Content starts

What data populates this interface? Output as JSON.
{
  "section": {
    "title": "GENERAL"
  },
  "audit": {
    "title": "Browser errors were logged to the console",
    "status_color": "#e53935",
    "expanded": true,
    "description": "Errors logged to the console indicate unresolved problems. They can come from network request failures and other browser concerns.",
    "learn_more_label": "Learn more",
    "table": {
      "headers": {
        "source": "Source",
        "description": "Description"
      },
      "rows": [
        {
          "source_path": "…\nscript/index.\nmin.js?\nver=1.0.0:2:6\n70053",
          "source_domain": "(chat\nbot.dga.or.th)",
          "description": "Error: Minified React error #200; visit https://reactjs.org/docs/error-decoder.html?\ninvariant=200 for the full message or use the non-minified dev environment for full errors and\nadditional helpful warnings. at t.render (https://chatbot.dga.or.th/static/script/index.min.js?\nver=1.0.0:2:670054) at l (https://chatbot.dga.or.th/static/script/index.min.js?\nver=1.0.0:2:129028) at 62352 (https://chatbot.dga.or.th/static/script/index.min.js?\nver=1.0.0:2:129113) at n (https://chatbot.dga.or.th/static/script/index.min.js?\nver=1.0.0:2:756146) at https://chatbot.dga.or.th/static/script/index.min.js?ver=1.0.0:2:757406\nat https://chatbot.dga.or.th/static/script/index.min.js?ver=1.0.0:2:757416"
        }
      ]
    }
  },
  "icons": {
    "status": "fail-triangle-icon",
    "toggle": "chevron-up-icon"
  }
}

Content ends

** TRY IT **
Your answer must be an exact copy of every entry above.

** ANSWER FOR THE TASK **
What data populates this interface? Output as JSON.
{
  "section": {
    "title": "GENERAL"
  },
  "audit": {
    "title": "Browser errors were logged to the console",
    "status_color": "#e53935",
    "expanded": true,
    "description": "Errors logged to the console indicate unresolved problems. They can come from network request failures and other browser concerns.",
    "learn_more_label": "Learn more",
    "table": {
      "headers": {
        "source": "Source",
        "description": "Description"
      },
      "rows": [
        {
          "source_path": "…\nscript/index.\nmin.js?\nver=1.0.0:2:6\n70053",
          "source_domain": "(chat\nbot.dga.or.th)",
          "description": "Error: Minified React error #200; visit https://reactjs.org/docs/error-decoder.html?\ninvariant=200 for the full message or use the non-minified dev environment for full errors and\nadditional helpful warnings. at t.render (https://chatbot.dga.or.th/static/script/index.min.js?\nver=1.0.0:2:670054) at l (https://chatbot.dga.or.th/static/script/index.min.js?\nver=1.0.0:2:129028) at 62352 (https://chatbot.dga.or.th/static/script/index.min.js?\nver=1.0.0:2:129113) at n (https://chatbot.dga.or.th/static/script/index.min.js?\nver=1.0.0:2:756146) at https://chatbot.dga.or.th/static/script/index.min.js?ver=1.0.0:2:757406\nat https://chatbot.dga.or.th/static/script/index.min.js?ver=1.0.0:2:757416"
        }
      ]
    }
  },
  "icons": {
    "status": "fail-triangle-icon",
    "toggle": "chevron-up-icon"
  }
}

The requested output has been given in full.